HMS Queen Elizabeth has left Portsmouth after delays due to cases of coronavirus being found among its crew.
Members of the Royal Navy aircraft carrier’s personnel tested positive for COVID-19, which meant its originally scheduled departure on Monday afternoon was postponed.
The warship will continue with its training later this month, including working with British and American F-35B fighter jets.
A Royal Navy spokesperson said following the positive coronavirus diagnoses: "A small number of HMS Queen Elizabeth's personnel have tested positive for COVID during routine preparation for sailing.
"Those affected have been isolated and are working with the NHS Test and Trace system to ensure the virus does not spread further.
"The crew will continue to follow appropriate health guidelines and the HMS Queen Elizabeth will depart once their status has been confirmed."
In April, 800 sailors on board the Queen Elizabeth-class warship were tested for COVID-19 while she was in Portsmouth.
Once cleared to leave the city's naval base, HMS Queen Elizabeth conducted 70 days of sea and flight trials, returning in July "on the cusp of operations".

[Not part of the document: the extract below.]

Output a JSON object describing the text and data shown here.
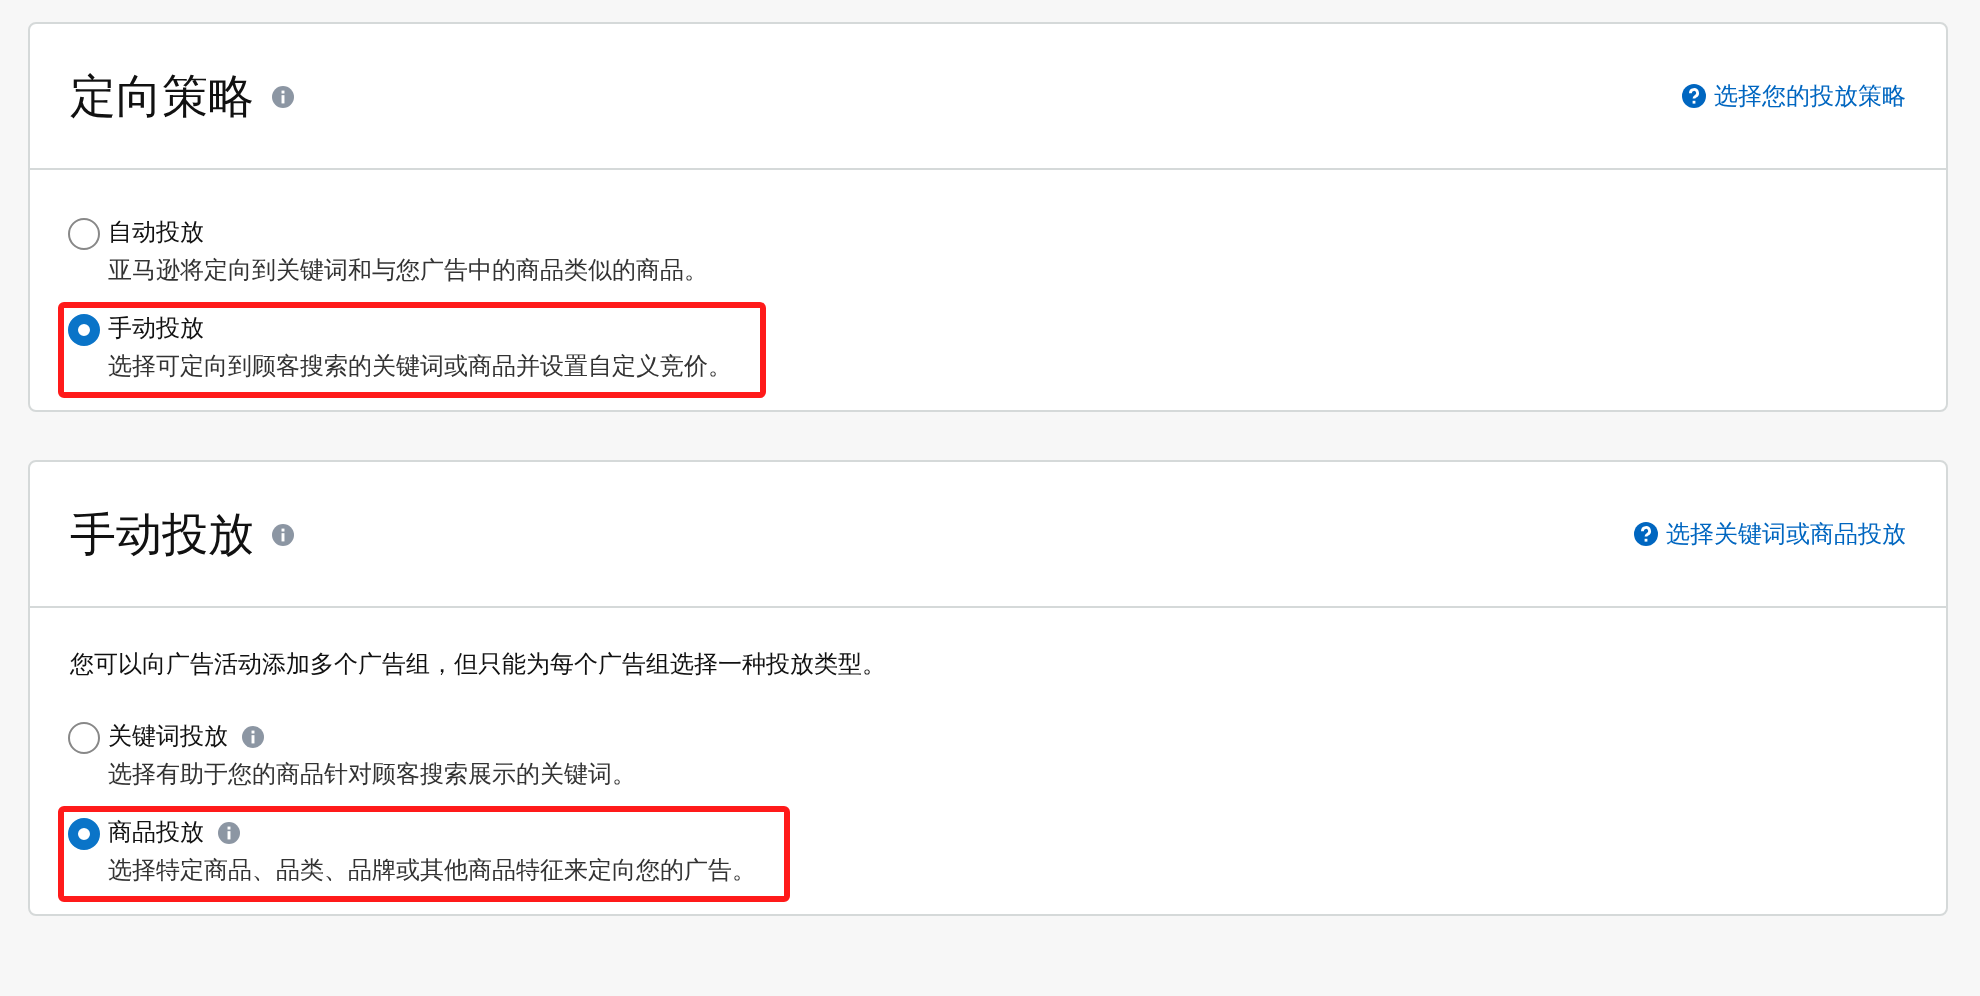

The aircraft carrier will now spend a brief time at sea, before returning to Portsmouth for a "mounting period" and then sailing from the city again.

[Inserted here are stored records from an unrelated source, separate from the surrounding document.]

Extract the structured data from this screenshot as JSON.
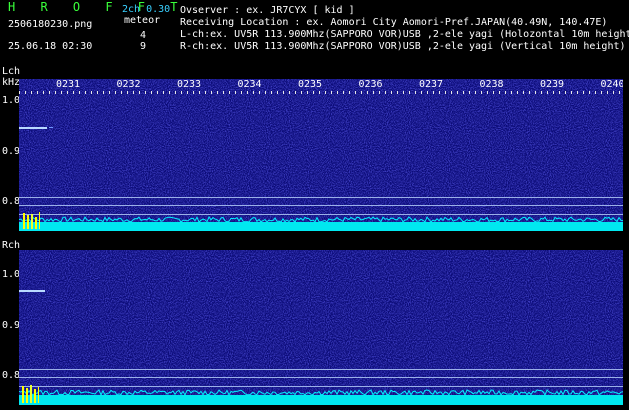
{
  "header": {
    "logo": "H R O F F T",
    "version": "2ch 0.30",
    "filename": "2506180230.png",
    "datetime": "25.06.18 02:30",
    "meteor_label": "meteor",
    "lch_count": "4",
    "rch_count": "9",
    "observer": "Ovserver              : ex. JR7CYX [ kid ]",
    "location": "Receiving Location : ex. Aomori City Aomori-Pref.JAPAN(40.49N, 140.47E)",
    "lch_info": "L-ch:ex. UV5R 113.900Mhz(SAPPORO VOR)USB ,2-ele yagi (Holozontal 10m height",
    "rch_info": "R-ch:ex. UV5R 113.900Mhz(SAPPORO VOR)USB ,2-ele yagi (Vertical 10m height)"
  },
  "lch": {
    "label": "Lch",
    "unit": "kHz",
    "y_ticks": [
      "1.0",
      "0.9",
      "0.8"
    ],
    "times": [
      "0231",
      "0232",
      "0233",
      "0234",
      "0235",
      "0236",
      "0237",
      "0238",
      "0239",
      "0240"
    ]
  },
  "rch": {
    "label": "Rch",
    "y_ticks": [
      "1.0",
      "0.9",
      "0.8"
    ]
  },
  "colors": {
    "background": "#000000",
    "spectrogram": "#14148c",
    "baseline": "#00ffff",
    "logo": "#39ff3a",
    "version": "#39d0ff",
    "signal_peak": "#ffff00"
  }
}
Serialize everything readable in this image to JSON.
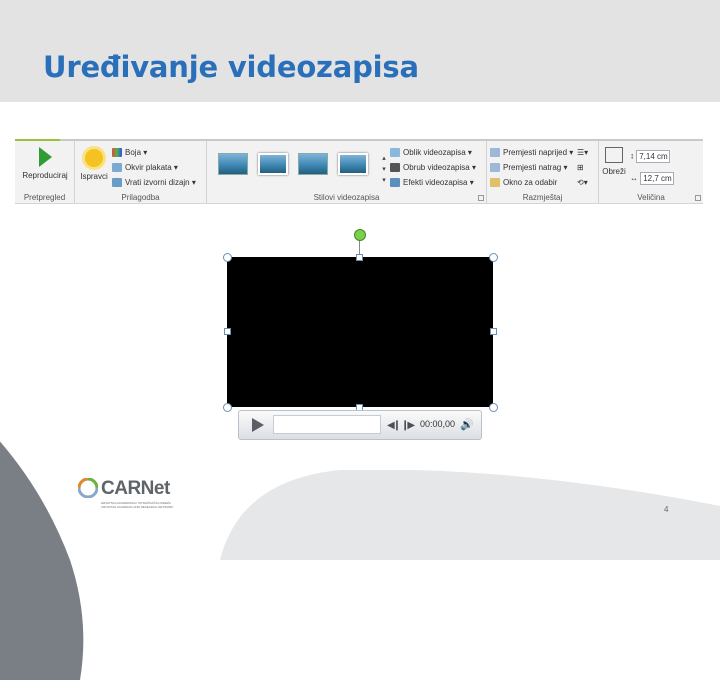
{
  "slide": {
    "title": "Uređivanje videozapisa",
    "page_number": "4"
  },
  "ribbon": {
    "groups": {
      "preview": {
        "label": "Pretpregled",
        "play_label": "Reproduciraj"
      },
      "adjust": {
        "label": "Prilagodba",
        "corrections_label": "Ispravci",
        "color_label": "Boja",
        "poster_label": "Okvir plakata",
        "reset_label": "Vrati izvorni dizajn"
      },
      "styles": {
        "label": "Stilovi videozapisa",
        "shape_label": "Oblik videozapisa",
        "border_label": "Obrub videozapisa",
        "effects_label": "Efekti videozapisa"
      },
      "arrange": {
        "label": "Razmještaj",
        "bring_forward_label": "Premjesti naprijed",
        "send_backward_label": "Premjesti natrag",
        "pane_label": "Okno za odabir"
      },
      "size": {
        "label": "Veličina",
        "crop_label": "Obreži",
        "height_value": "7,14 cm",
        "width_value": "12,7 cm"
      }
    }
  },
  "player": {
    "time": "00:00,00"
  },
  "logo": {
    "name": "CARNet",
    "subtitle_line1": "HRVATSKA AKADEMSKA I ISTRAŽIVAČKA MREŽA",
    "subtitle_line2": "CROATIAN ACADEMIC AND RESEARCH NETWORK"
  },
  "colors": {
    "title": "#2a6fb9",
    "header_bg": "#e3e3e3",
    "video": "#000000",
    "rotate_handle": "#7ed04b"
  }
}
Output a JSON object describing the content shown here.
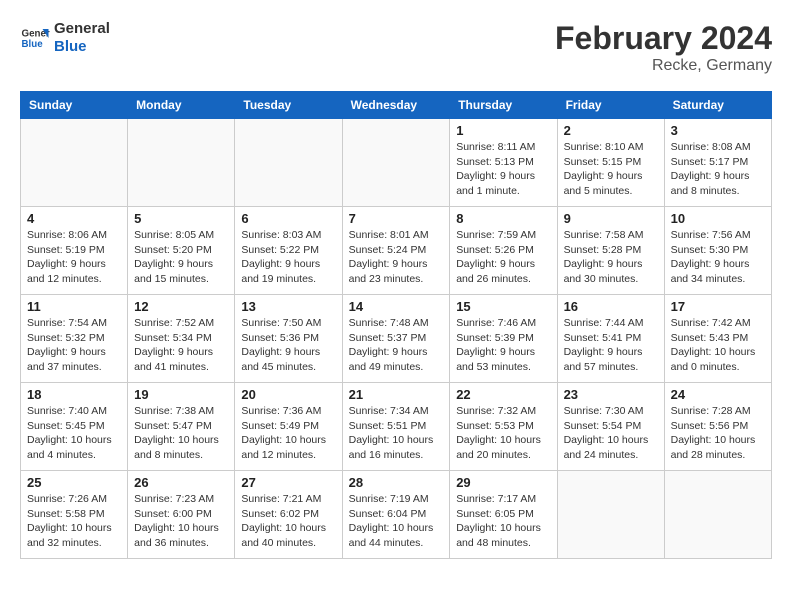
{
  "header": {
    "logo_line1": "General",
    "logo_line2": "Blue",
    "month_year": "February 2024",
    "location": "Recke, Germany"
  },
  "days_of_week": [
    "Sunday",
    "Monday",
    "Tuesday",
    "Wednesday",
    "Thursday",
    "Friday",
    "Saturday"
  ],
  "weeks": [
    [
      {
        "day": "",
        "info": ""
      },
      {
        "day": "",
        "info": ""
      },
      {
        "day": "",
        "info": ""
      },
      {
        "day": "",
        "info": ""
      },
      {
        "day": "1",
        "info": "Sunrise: 8:11 AM\nSunset: 5:13 PM\nDaylight: 9 hours\nand 1 minute."
      },
      {
        "day": "2",
        "info": "Sunrise: 8:10 AM\nSunset: 5:15 PM\nDaylight: 9 hours\nand 5 minutes."
      },
      {
        "day": "3",
        "info": "Sunrise: 8:08 AM\nSunset: 5:17 PM\nDaylight: 9 hours\nand 8 minutes."
      }
    ],
    [
      {
        "day": "4",
        "info": "Sunrise: 8:06 AM\nSunset: 5:19 PM\nDaylight: 9 hours\nand 12 minutes."
      },
      {
        "day": "5",
        "info": "Sunrise: 8:05 AM\nSunset: 5:20 PM\nDaylight: 9 hours\nand 15 minutes."
      },
      {
        "day": "6",
        "info": "Sunrise: 8:03 AM\nSunset: 5:22 PM\nDaylight: 9 hours\nand 19 minutes."
      },
      {
        "day": "7",
        "info": "Sunrise: 8:01 AM\nSunset: 5:24 PM\nDaylight: 9 hours\nand 23 minutes."
      },
      {
        "day": "8",
        "info": "Sunrise: 7:59 AM\nSunset: 5:26 PM\nDaylight: 9 hours\nand 26 minutes."
      },
      {
        "day": "9",
        "info": "Sunrise: 7:58 AM\nSunset: 5:28 PM\nDaylight: 9 hours\nand 30 minutes."
      },
      {
        "day": "10",
        "info": "Sunrise: 7:56 AM\nSunset: 5:30 PM\nDaylight: 9 hours\nand 34 minutes."
      }
    ],
    [
      {
        "day": "11",
        "info": "Sunrise: 7:54 AM\nSunset: 5:32 PM\nDaylight: 9 hours\nand 37 minutes."
      },
      {
        "day": "12",
        "info": "Sunrise: 7:52 AM\nSunset: 5:34 PM\nDaylight: 9 hours\nand 41 minutes."
      },
      {
        "day": "13",
        "info": "Sunrise: 7:50 AM\nSunset: 5:36 PM\nDaylight: 9 hours\nand 45 minutes."
      },
      {
        "day": "14",
        "info": "Sunrise: 7:48 AM\nSunset: 5:37 PM\nDaylight: 9 hours\nand 49 minutes."
      },
      {
        "day": "15",
        "info": "Sunrise: 7:46 AM\nSunset: 5:39 PM\nDaylight: 9 hours\nand 53 minutes."
      },
      {
        "day": "16",
        "info": "Sunrise: 7:44 AM\nSunset: 5:41 PM\nDaylight: 9 hours\nand 57 minutes."
      },
      {
        "day": "17",
        "info": "Sunrise: 7:42 AM\nSunset: 5:43 PM\nDaylight: 10 hours\nand 0 minutes."
      }
    ],
    [
      {
        "day": "18",
        "info": "Sunrise: 7:40 AM\nSunset: 5:45 PM\nDaylight: 10 hours\nand 4 minutes."
      },
      {
        "day": "19",
        "info": "Sunrise: 7:38 AM\nSunset: 5:47 PM\nDaylight: 10 hours\nand 8 minutes."
      },
      {
        "day": "20",
        "info": "Sunrise: 7:36 AM\nSunset: 5:49 PM\nDaylight: 10 hours\nand 12 minutes."
      },
      {
        "day": "21",
        "info": "Sunrise: 7:34 AM\nSunset: 5:51 PM\nDaylight: 10 hours\nand 16 minutes."
      },
      {
        "day": "22",
        "info": "Sunrise: 7:32 AM\nSunset: 5:53 PM\nDaylight: 10 hours\nand 20 minutes."
      },
      {
        "day": "23",
        "info": "Sunrise: 7:30 AM\nSunset: 5:54 PM\nDaylight: 10 hours\nand 24 minutes."
      },
      {
        "day": "24",
        "info": "Sunrise: 7:28 AM\nSunset: 5:56 PM\nDaylight: 10 hours\nand 28 minutes."
      }
    ],
    [
      {
        "day": "25",
        "info": "Sunrise: 7:26 AM\nSunset: 5:58 PM\nDaylight: 10 hours\nand 32 minutes."
      },
      {
        "day": "26",
        "info": "Sunrise: 7:23 AM\nSunset: 6:00 PM\nDaylight: 10 hours\nand 36 minutes."
      },
      {
        "day": "27",
        "info": "Sunrise: 7:21 AM\nSunset: 6:02 PM\nDaylight: 10 hours\nand 40 minutes."
      },
      {
        "day": "28",
        "info": "Sunrise: 7:19 AM\nSunset: 6:04 PM\nDaylight: 10 hours\nand 44 minutes."
      },
      {
        "day": "29",
        "info": "Sunrise: 7:17 AM\nSunset: 6:05 PM\nDaylight: 10 hours\nand 48 minutes."
      },
      {
        "day": "",
        "info": ""
      },
      {
        "day": "",
        "info": ""
      }
    ]
  ]
}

She will join Exercise Joint Warrior off the west coast of Scotland, before continuing with further exercises.
Queen Elizabeth will work with F-35 fighter jets from RAF Marham's 617 Squadron, plus American Lightning aircraft, which landed in the UK last week.
It will be the most aircraft embarked on a Royal Navy aircraft carrier since HMS Hermes was in service.
RAF Marham welcomed 10 F-35Bs from the American Marine Fighter Attack (VMFA) Squadron 211 last Thursday.
The US Marine Corps personnel will work with 617 Squadron, joining HMS Queen Elizabeth for training and then for Joint Warrior.
Crews from VMFA-211 Squadron will train in Marham’s simulators, before carrying out sorties with 617 Squadron as they prepare to join the aircraft carrier.
Both the British and American F-35s will conduct carrier qualification training from the Queen Elizabeth-class warship, to get pilots ready for day and night operations, as well as weapons training.
Ahead of sailing, the ship posted on Twitter that her supplies to feed the 1,500-strong crew during the forthcoming exercises included 90,000 potatoes, 43,000 carrots and 3,000 cucumbers.
She is aiming to declare strike carrier capability later this year ahead of her first operational deployment in 2021.